Serving Sparkling Wine: Recommendations for an Optimal Experience

Serving sparkling wine correctly enhances its flavors and effervescence, turning every sip into a celebration. Here are in-depth recommendations for serving sparkling wine to ensure the best tasting experience:

Optimal Temperature
  • Chill Before Serving: Sparkling wines should be served well-chilled. The ideal temperature is around 6-8°C (43-47°F) for Champagne and other high-quality sparkling wines. Prosecco and Cava can be served slightly warmer, at about 8-10°C (46-50°F). This temperature range helps to highlight the wine's crispness and maintain its bubbly character.
  • Chilling Method: Place the bottle in a bucket filled with ice and water for about 30 minutes, or refrigerate for several hours before serving. Avoid freezing, as it can dampen the wine's aroma and flavor.
Proper Glassware
  • Flute Glasses: Traditionally, sparkling wines are served in tall, narrow flute glasses. This design helps preserve the carbonation and concentrate the aromas, enhancing the sensory experience. The flute's shape allows the bubbles to flow elegantly from the bottom of the glass to the top.
  • Tulip Glasses: An alternative to flutes, tulip glasses have a wider bowl and a narrower top. This design is excellent for more complex and aged sparkling wines, as it gives more room for the wine's aromas to collect and be appreciated.
Opening the Bottle
  • Opening Technique: Remove the foil and loosen the wire cage without taking it off. Hold the cork firmly and twist the bottle (not the cork) at a 45-degree angle, allowing the pressure in the bottle to gently release the cork. This should be done with a soft sigh rather than a loud pop, to preserve the wine’s carbonation and elegance.
The Art of Pouring
  • Gentle Pouring: Pour the sparkling wine gently along the side of the glass to preserve its delicate bubbles. This technique reduces the speed of the pour, minimizing the risk of overflowing.
  • Filling the Glass: Fill the glass only about two-thirds full. This leaves enough space in the glass for the aromas to gather and allows the drinker to fully appreciate the wine's bouquet.

In Conclusion

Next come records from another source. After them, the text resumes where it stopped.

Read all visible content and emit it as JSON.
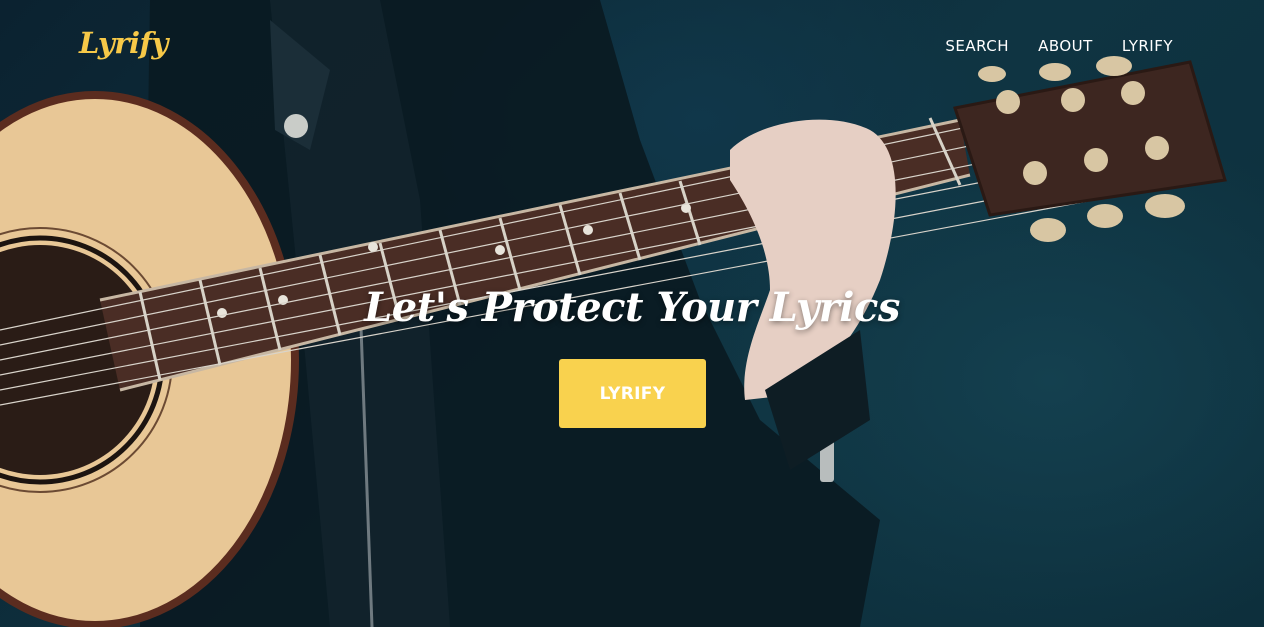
{
  "brand": {
    "logo": "Lyrify",
    "accent": "#f9d24e"
  },
  "nav": {
    "items": [
      {
        "label": "SEARCH"
      },
      {
        "label": "ABOUT"
      },
      {
        "label": "LYRIFY"
      }
    ]
  },
  "hero": {
    "headline": "Let's Protect Your Lyrics",
    "cta_label": "LYRIFY",
    "background_image": "guitar-player-photo"
  }
}
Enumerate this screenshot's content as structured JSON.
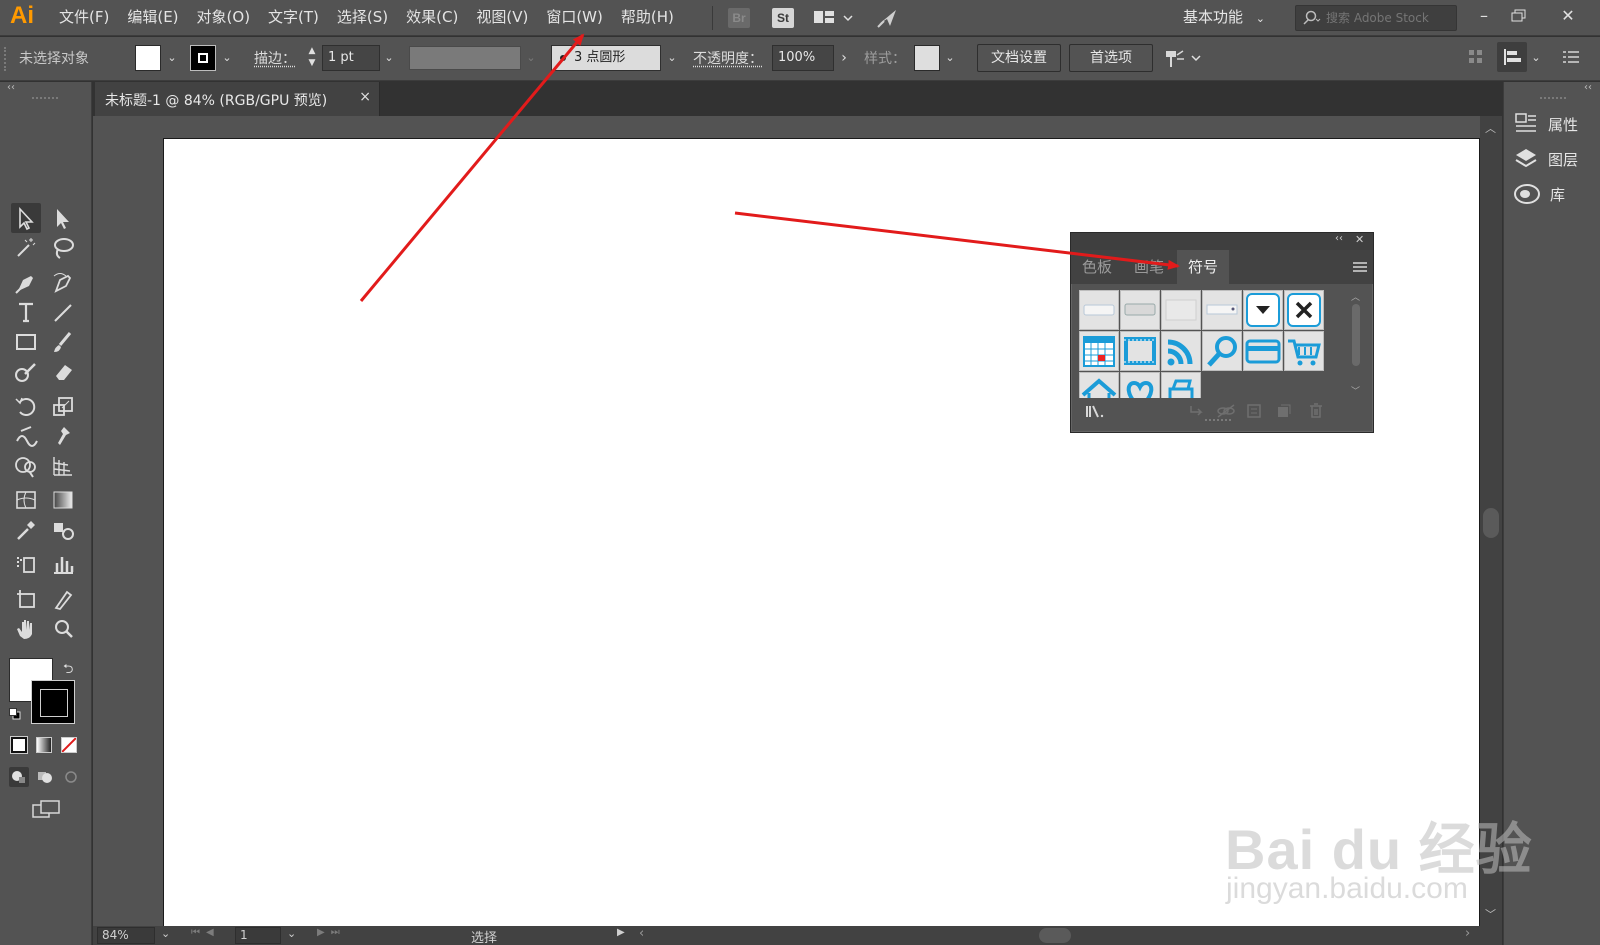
{
  "app": {
    "logo": "Ai"
  },
  "menubar": {
    "items": [
      "文件(F)",
      "编辑(E)",
      "对象(O)",
      "文字(T)",
      "选择(S)",
      "效果(C)",
      "视图(V)",
      "窗口(W)",
      "帮助(H)"
    ],
    "bridge_label": "Br",
    "stock_label": "St",
    "workspace": "基本功能",
    "search_placeholder": "搜索 Adobe Stock"
  },
  "control": {
    "selection_status": "未选择对象",
    "stroke_label": "描边：",
    "stroke_weight": "1 pt",
    "brush_label": "3 点圆形",
    "opacity_label": "不透明度：",
    "opacity_value": "100%",
    "style_label": "样式：",
    "doc_setup_button": "文档设置",
    "prefs_button": "首选项"
  },
  "document_tab": {
    "title": "未标题-1 @ 84% (RGB/GPU 预览)",
    "close": "×"
  },
  "right_dock": {
    "items": [
      {
        "label": "属性",
        "icon": "properties-icon"
      },
      {
        "label": "图层",
        "icon": "layers-icon"
      },
      {
        "label": "库",
        "icon": "libraries-icon"
      }
    ]
  },
  "symbols_panel": {
    "tabs": [
      "色板",
      "画笔",
      "符号"
    ],
    "active_tab": "符号",
    "symbols": [
      "web-button-1",
      "web-button-2",
      "web-button-3",
      "web-button-4",
      "dropdown-arrow",
      "close-x",
      "calendar",
      "film-frame",
      "rss-feed",
      "search-magnifier",
      "credit-card",
      "shopping-cart",
      "home",
      "heart",
      "printer"
    ]
  },
  "status": {
    "zoom": "84%",
    "artboard_number": "1",
    "tool_mode": "选择"
  },
  "watermark": {
    "brand": "Bai du 经验",
    "url": "jingyan.baidu.com"
  },
  "colors": {
    "accent": "#ff9a00",
    "symbol_blue": "#1b9cd8",
    "arrow_red": "#e21b1b"
  }
}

Exploring the diverse regions and intricate production methods of sparkling wines uncovers a world of refined tastes and bubbling elegance. This journey not only deepens your appreciation for these effervescent delights but also enriches your understanding of their unique cultural and regional significance. Discover more at Pascale’s Wine & Liquors, conveniently located at 105 Towne Drive, Fayetteville, NY 13066. Browse our exquisite selection online at www.pascaleswineandliquors.com or call us at (315) 355-6222 for personalized assistance. We warmly invite you to explore our collection and find sparkling wines that perfectly complement your palate and your newfound insights into this sparkling world.